Engineered T regulatory cells to treat Crohn's disease

Principal Investigator: 
University: 
University of British Columbia
Faculty: 
Faculty of Medicine
Department: 
Department of Surgery

Inflammatory bowel disease (IBD) is an incurable disease that affects about 230,000 Canadians. People with IBD suffer from diarrhea, abdominal pain, weight loss, intestinal blockages, and other complications. Current treatments can control symptoms in many people, but they are not curative, and can have side effects like increased risk of infections. The causes of IBD are so far unknown.
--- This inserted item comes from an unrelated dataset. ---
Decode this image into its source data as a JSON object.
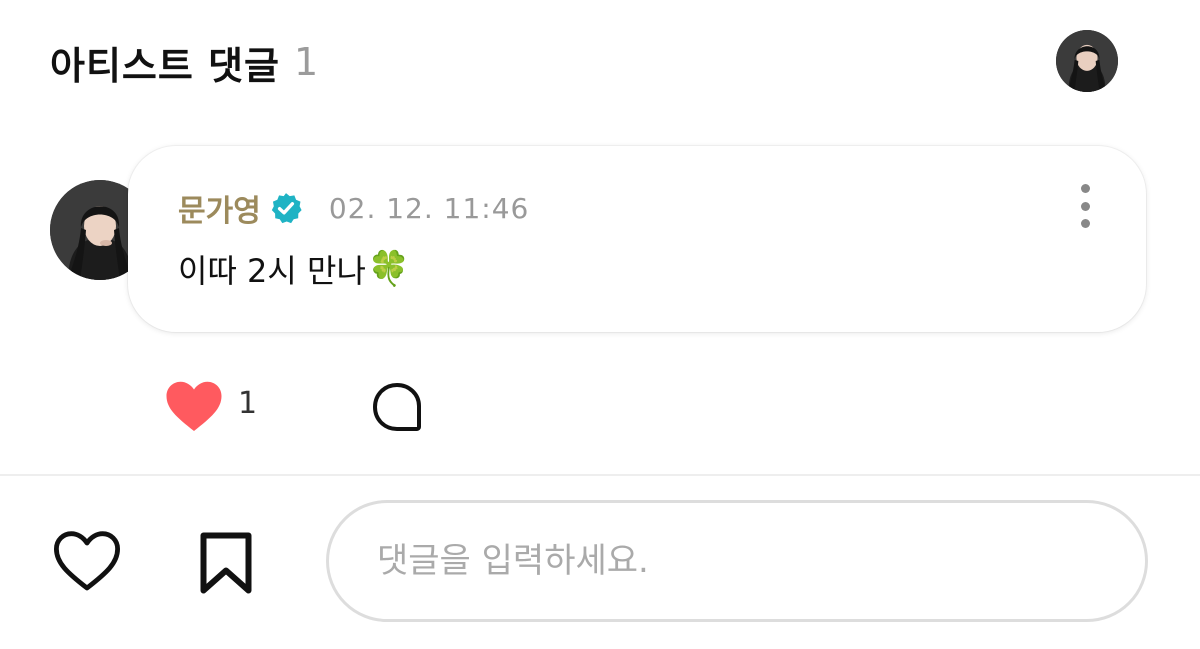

People with IBD appear to have abnormal immune responses to the bacteria (microbes) that normally live in the intestine. This response involves blood cells, called helper T cells, that react to microbes, especially when they are not suppressed properly by another type of T cell that inhibits inflammation  (known as T-regulatory cells, or Tregs).

Dr. Levings will develop a new IBD treatment that captures the natural ability of Tregs to control inflammation, using a new technology called Chimeric Antigen Receptors (CARs) which has shown promising results in cancer studies. The technology changes Tregs in such a way that they treat intestinal inflammation without affecting the rest of the body’s immune system.

Dr. Levings has validated this technology in a laboratory setting, and the next steps include testing it in animal models, creating new versions of the specific CAR she has developed, and interviewing and surveying physicians and patients to find out how receptive they would be to using CAR Treg therapy for IBD.

Host Institution: 
University of British Columbia
Research Location: 
BC Children's Hospital Research Institute
Year: 
2018